(Stored data)
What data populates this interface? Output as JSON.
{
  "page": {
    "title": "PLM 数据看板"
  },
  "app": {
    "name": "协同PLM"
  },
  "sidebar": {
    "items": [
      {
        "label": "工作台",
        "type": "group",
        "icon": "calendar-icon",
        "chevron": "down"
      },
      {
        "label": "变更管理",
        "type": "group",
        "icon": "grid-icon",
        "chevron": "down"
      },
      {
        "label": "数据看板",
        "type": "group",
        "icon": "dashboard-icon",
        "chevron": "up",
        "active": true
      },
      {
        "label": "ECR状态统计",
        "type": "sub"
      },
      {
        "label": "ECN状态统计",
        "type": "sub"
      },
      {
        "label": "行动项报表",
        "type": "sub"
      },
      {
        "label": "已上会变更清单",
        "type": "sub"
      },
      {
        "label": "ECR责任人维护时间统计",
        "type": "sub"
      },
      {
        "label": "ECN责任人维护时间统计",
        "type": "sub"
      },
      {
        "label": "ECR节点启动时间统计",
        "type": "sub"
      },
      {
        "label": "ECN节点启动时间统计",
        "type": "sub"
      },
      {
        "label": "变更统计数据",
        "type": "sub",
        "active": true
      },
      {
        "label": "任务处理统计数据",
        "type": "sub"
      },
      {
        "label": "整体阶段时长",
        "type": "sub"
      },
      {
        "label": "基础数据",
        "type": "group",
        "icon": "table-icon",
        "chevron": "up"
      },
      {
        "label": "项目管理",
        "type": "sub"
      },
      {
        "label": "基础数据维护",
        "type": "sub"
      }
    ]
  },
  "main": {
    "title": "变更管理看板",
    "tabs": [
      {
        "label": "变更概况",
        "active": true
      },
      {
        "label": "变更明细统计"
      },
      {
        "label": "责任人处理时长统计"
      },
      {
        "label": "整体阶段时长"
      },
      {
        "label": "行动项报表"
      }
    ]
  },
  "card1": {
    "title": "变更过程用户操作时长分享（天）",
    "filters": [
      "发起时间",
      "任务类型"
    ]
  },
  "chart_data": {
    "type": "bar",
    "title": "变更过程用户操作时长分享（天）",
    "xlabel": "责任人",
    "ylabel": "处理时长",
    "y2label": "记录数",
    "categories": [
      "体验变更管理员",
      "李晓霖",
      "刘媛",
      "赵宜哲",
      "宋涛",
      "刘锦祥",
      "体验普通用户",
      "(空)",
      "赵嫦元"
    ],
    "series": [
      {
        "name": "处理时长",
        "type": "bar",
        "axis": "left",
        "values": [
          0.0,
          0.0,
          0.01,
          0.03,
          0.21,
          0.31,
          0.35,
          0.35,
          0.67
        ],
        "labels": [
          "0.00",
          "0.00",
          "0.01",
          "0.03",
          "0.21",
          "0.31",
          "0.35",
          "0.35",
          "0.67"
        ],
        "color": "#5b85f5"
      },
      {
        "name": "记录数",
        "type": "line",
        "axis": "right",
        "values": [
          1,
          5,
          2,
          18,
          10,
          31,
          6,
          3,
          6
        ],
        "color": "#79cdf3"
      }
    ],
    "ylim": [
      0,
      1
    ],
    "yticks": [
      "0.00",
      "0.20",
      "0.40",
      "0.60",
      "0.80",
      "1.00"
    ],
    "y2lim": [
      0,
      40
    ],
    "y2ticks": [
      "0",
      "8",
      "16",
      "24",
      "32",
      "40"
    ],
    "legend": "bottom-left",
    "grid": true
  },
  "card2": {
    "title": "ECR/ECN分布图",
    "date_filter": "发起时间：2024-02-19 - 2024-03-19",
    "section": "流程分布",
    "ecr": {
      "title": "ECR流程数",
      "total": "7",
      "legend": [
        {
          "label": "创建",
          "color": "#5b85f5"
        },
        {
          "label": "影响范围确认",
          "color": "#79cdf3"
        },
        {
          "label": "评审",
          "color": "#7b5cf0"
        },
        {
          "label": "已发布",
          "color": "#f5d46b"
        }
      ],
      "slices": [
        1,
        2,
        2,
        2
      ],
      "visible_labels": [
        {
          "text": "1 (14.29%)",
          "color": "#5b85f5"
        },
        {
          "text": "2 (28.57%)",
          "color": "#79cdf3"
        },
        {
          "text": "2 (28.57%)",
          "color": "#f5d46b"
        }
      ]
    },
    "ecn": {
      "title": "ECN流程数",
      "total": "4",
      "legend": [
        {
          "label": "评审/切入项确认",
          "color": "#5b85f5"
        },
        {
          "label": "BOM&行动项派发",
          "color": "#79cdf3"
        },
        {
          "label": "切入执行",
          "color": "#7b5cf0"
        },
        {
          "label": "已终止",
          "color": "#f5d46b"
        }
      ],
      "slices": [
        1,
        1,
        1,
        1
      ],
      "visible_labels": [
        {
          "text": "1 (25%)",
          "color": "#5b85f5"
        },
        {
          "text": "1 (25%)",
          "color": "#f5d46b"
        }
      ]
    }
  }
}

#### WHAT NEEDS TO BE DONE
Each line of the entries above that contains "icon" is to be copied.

#### RESPONSE BOX
        "icon": "calendar-icon",
        "icon": "grid-icon",
        "icon": "dashboard-icon",
        "icon": "table-icon",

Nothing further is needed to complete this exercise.